September is World Alzheimer’s Month

September is World Alzheimer’s Month

Dr. Molly Dillon Dementia & Alzheimer's

Dr. Molly Dillon

Dr. Dillon specializes in the diagnosis and treatment of hearing, balance and related disorders, with an emphasis on audiologic rehabilitation. She has been a guest speaker for many local organizations and frequently presents educational lectures on hearing loss and hearing instrument technologies in Northwest Arkansas. Dr. Dillon has been practicing audiology since 2005 and joined the staff at Blue Wave Hearing Centers in 2008. She, her husband and their two children are proud to be residents of beautiful Bella Vista, Arkansas.
Dr. Molly Dillon

Latest posts by Dr. Molly Dillon (see all)

This month is World Alzheimer’s Month but you may be wondering how that relates to your hearing. The connection between dementia and untreated hearing loss may surprise you. Research has shown that hearing loss is a big risk factor for the onset of dementia, and Alzheimer’s disease is one of the most common forms of dementia. Additionally, hearing loss can have a big impact on the cognitive performance of those living with dementia.

Alzheimer’s and hearing loss are two conditions that currently cannot be cured, but treating hearing loss can improve a person’s risk of developing dementia and their cognitive performance overall.

What is Alzheimer’s Disease?

Alzheimer’s disease is the most common form of dementia, a condition marked by profound cognitive decline, memory loss, confusion, and difficulty performing basic tasks. Alzheimer’s is mostly seen in aging populations over 65, but early onset Alzheimer’s affects nearly 200,000 Americans under age 65.

Alzheimer’s is progressive, meaning that cognitive responses worsen over time. Usually the disease initially presents itself as short-term memory difficulty, or increased strain with solving problems or performing basic tasks. As it develops, Alzheimer’s disease can become extremely debilitating. Those with the disease often enter into a decline that lasts for years and can be painful for the individual and their loved ones. It is currently the 6th leading cause of death in the US.

The Signs of Alzheimer’s Disease

Alzheimer’s disease is a condition where cognitive processing is severely compromised and impaired. The symptoms of Alzheimer’s all relate to this decreased mental performance. Signs of dementia often begin as minor anomalies, but should be monitored in case they represent a bigger concern.

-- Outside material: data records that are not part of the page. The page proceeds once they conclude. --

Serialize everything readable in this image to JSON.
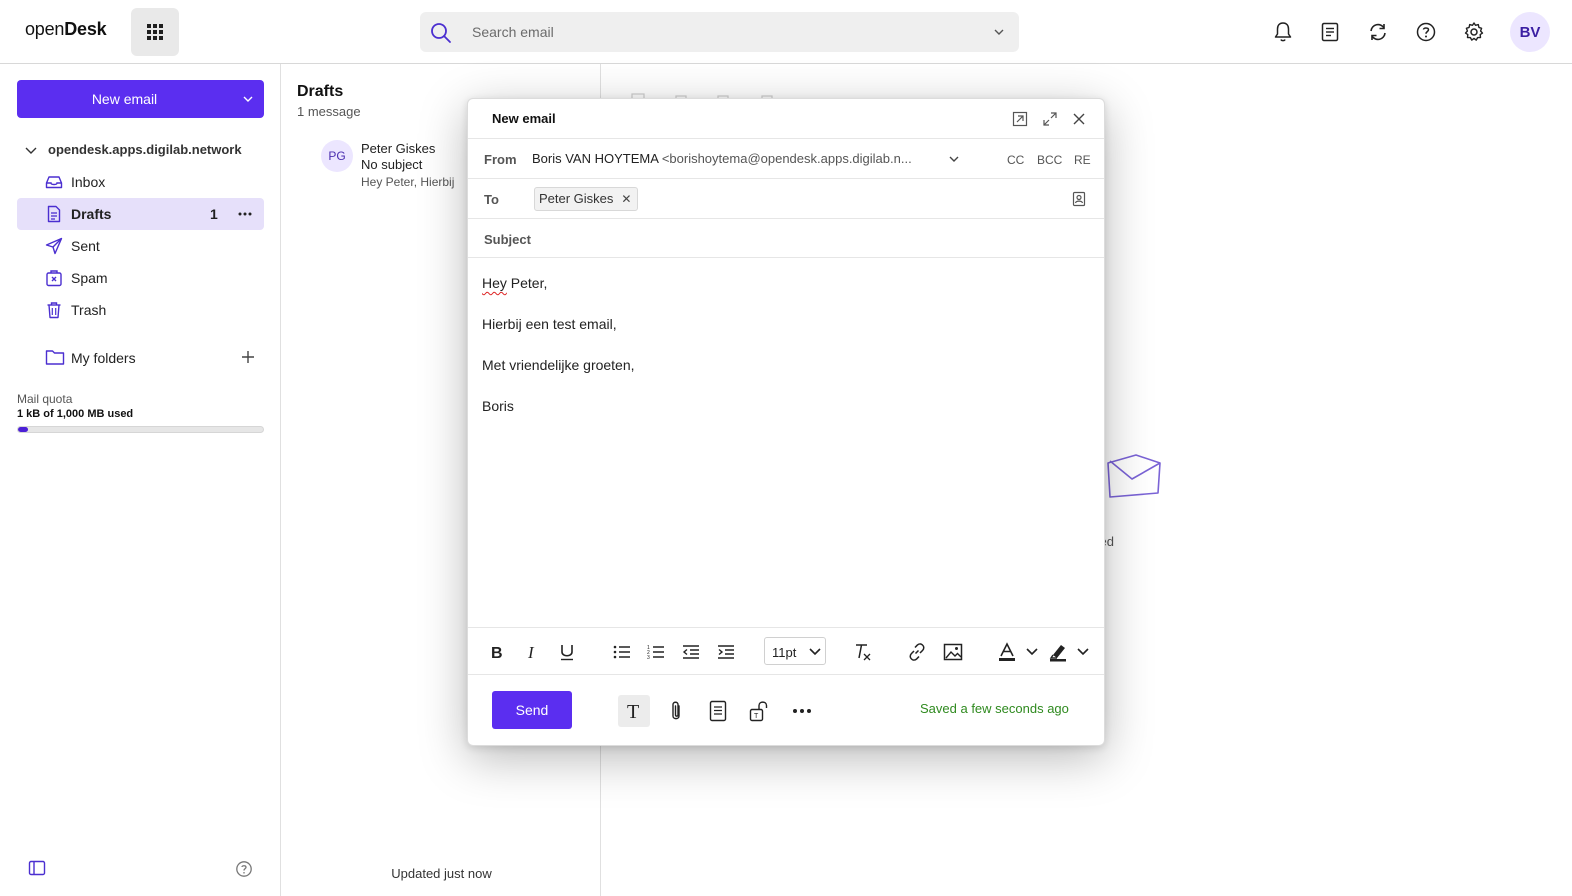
{
  "topbar": {
    "logo_open": "open",
    "logo_desk": "Desk",
    "search_placeholder": "Search email",
    "avatar_initials": "BV",
    "icons": [
      "apps-grid-icon",
      "search-icon",
      "bell-icon",
      "tasks-icon",
      "sync-icon",
      "help-icon",
      "gear-icon"
    ]
  },
  "sidebar": {
    "new_email_label": "New email",
    "account": "opendesk.apps.digilab.network",
    "items": [
      {
        "label": "Inbox",
        "icon": "inbox-icon"
      },
      {
        "label": "Drafts",
        "icon": "drafts-icon",
        "count": "1",
        "active": true
      },
      {
        "label": "Sent",
        "icon": "sent-icon"
      },
      {
        "label": "Spam",
        "icon": "spam-icon"
      },
      {
        "label": "Trash",
        "icon": "trash-icon"
      }
    ],
    "my_folders_label": "My folders",
    "quota": {
      "label": "Mail quota",
      "used_text": "1 kB of 1,000 MB used",
      "fill_fraction": 0.04
    }
  },
  "list": {
    "title": "Drafts",
    "count_text": "1 message",
    "message": {
      "avatar": "PG",
      "sender": "Peter Giskes",
      "subject": "No subject",
      "preview": "Hey Peter,   Hierbij"
    },
    "updated_text": "Updated just now"
  },
  "reading": {
    "empty_text": "elected"
  },
  "compose": {
    "title": "New email",
    "from_label": "From",
    "from_name": "Boris VAN HOYTEMA",
    "from_address": "<borishoytema@opendesk.apps.digilab.n...",
    "cc_label": "CC",
    "bcc_label": "BCC",
    "re_label": "RE",
    "to_label": "To",
    "to_recipient": "Peter Giskes",
    "subject_label": "Subject",
    "subject_value": "",
    "body": {
      "greeting_word": "Hey",
      "greeting_rest": " Peter,",
      "line2": "Hierbij een test email,",
      "line3": "Met vriendelijke groeten,",
      "line4": "Boris"
    },
    "font_size": "11pt",
    "send_label": "Send",
    "saved_text": "Saved a few seconds ago",
    "accent_color": "#5b2ef0",
    "saved_color": "#2f8a1f"
  }
}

The most widely known symptom for dementia and Alzheimer’s is the development of memory problems. A person may start losing or misplacing items or have difficulty recalling known directions or procedural tasks. Making a plan or solving problems will become noticeably more challenging. A person with Alzheimer’s may begin to be confused about the identity of those around them, the location they are at or the present time or date. Linear clarity about time and place may become muddled, as can understanding spatial relationships and visual information.

Those with Alzheimer’s may demonstrate poor judgement or decision making. Often, dementia can lead a person to fall victim to financial scams and misjudgments as well as other irrational decisions. Emotions and mood can be dramatically changed by the onset of Alzheimer’s. Those with the condition often experience frustration, anger and annoyance as once-familiar tasks and activities become increasingly difficult. Isolation can feed into Alzheimer’s progression as decreased social contact worsens cognitive patterns and responses.

Hearing Loss and Alzheimer’s

Hearing loss has a pronounced impact on a person’s risk of developing dementia. At age 60, those with untreated hearing loss are more than 30% more likely to develop dementia than those with healthy hearing. The link between the two conditions lies in the cognitive strain that hearing loss creates.

When you cannot hear the full range of sound, comprehension and understanding become more challenging. Like a jigsaw puzzle with missing pieces, understanding the whole picture is harder the less information we receive. Hearing loss means less sound is perceived. In order to interpret the meaning of the sounds that are heard, the brain has to piece together incomplete information. This process of interpreting incomplete sounds requires more energy, focus and time from our brain.

Even with using more mental resources, hearing comprehension with hearing loss is far less accurate. Using extra mental energy to hear pulls attention away from other mental tasks, making it harder to maintain steady cognitive functioning. This cognitive strain is thought to be the key link between untreated hearing loss and vulnerability to dementia.

Treatment Is Key

Treating hearing loss by using hearing aids increases quality of life, hearing comprehension, alleviates mental strain and virtually eliminates the increased risk of dementia that can occur when hearing loss is left unaddressed. Treatment with hearing aids has even been shown to improve cognitive performance in people living with Alzheimer’s and dementia. Hearing aids are a discreet, effective way to stay on top of your hearing health and positively affect your total wellness too!

Is it time for your next hearing test? Blue Wave Hearing Centers offer comprehensive testing and personal analysis and care. We specialize in helping you connect with the best hearing treatment options to optimize your hearing health. Want to learn more? Set up your next appointment with us today.